## Instructions for the task
Select, from the data, each line where "screenshot" occurs.

## Listed records
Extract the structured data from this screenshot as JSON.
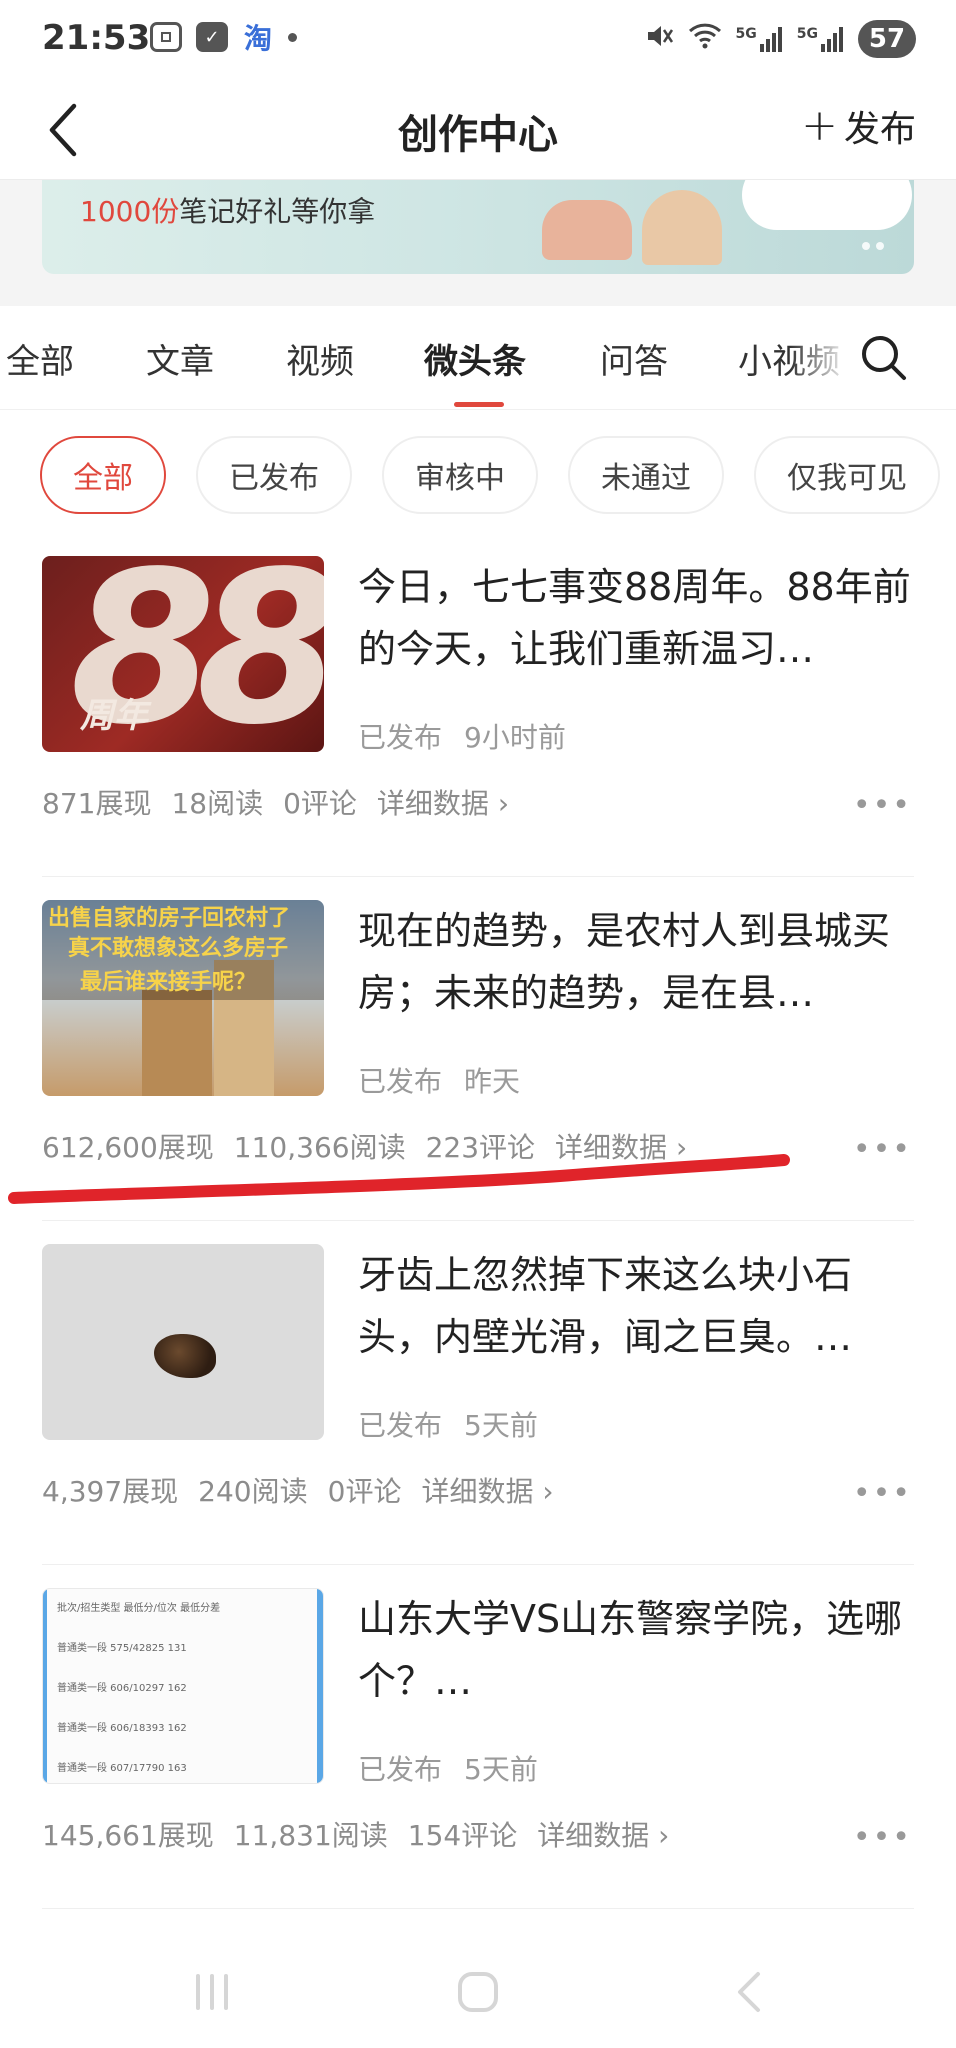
{
  "status_bar": {
    "time": "21:53",
    "left_icons": [
      "screenshot-icon",
      "app-check-icon",
      "taobao-icon"
    ],
    "taobao_glyph": "淘",
    "network_5g_1": "5G",
    "network_5g_2": "5G",
    "battery": "57"
  },
  "nav": {
    "title": "创作中心",
    "publish_label": "发布"
  },
  "banner": {
    "highlight": "1000份",
    "text": "笔记好礼等你拿"
  },
  "tabs": [
    {
      "label": "全部"
    },
    {
      "label": "文章"
    },
    {
      "label": "视频"
    },
    {
      "label": "微头条",
      "active": true
    },
    {
      "label": "问答"
    },
    {
      "label": "小视频"
    }
  ],
  "filters": [
    {
      "label": "全部",
      "active": true
    },
    {
      "label": "已发布"
    },
    {
      "label": "审核中"
    },
    {
      "label": "未通过"
    },
    {
      "label": "仅我可见"
    }
  ],
  "items": [
    {
      "title": "今日，七七事变88周年。88年前的今天，让我们重新温习…",
      "status": "已发布",
      "time": "9小时前",
      "views": "871展现",
      "reads": "18阅读",
      "comments": "0评论",
      "detail": "详细数据",
      "thumb": {
        "big_text": "88",
        "label": "周年"
      }
    },
    {
      "title": "现在的趋势，是农村人到县城买房；未来的趋势，是在县…",
      "status": "已发布",
      "time": "昨天",
      "views": "612,600展现",
      "reads": "110,366阅读",
      "comments": "223评论",
      "detail": "详细数据",
      "thumb": {
        "line1": "出售自家的房子回农村了",
        "line2": "真不敢想象这么多房子",
        "line3": "最后谁来接手呢？"
      }
    },
    {
      "title": "牙齿上忽然掉下来这么块小石头，内壁光滑，闻之巨臭。…",
      "status": "已发布",
      "time": "5天前",
      "views": "4,397展现",
      "reads": "240阅读",
      "comments": "0评论",
      "detail": "详细数据"
    },
    {
      "title": "山东大学VS山东警察学院，选哪个？…",
      "status": "已发布",
      "time": "5天前",
      "views": "145,661展现",
      "reads": "11,831阅读",
      "comments": "154评论",
      "detail": "详细数据",
      "thumb": {
        "rows": [
          "批次/招生类型   最低分/位次   最低分差",
          "普通类一段   575/42825   131",
          "普通类一段   606/10297   162",
          "普通类一段   606/18393   162",
          "普通类一段   607/17790   163"
        ]
      }
    }
  ],
  "colors": {
    "accent": "#e0483d",
    "annotation": "#e0242a"
  }
}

## Solution to the problem
Extract the structured data from this screenshot as JSON.
      "screenshot-icon",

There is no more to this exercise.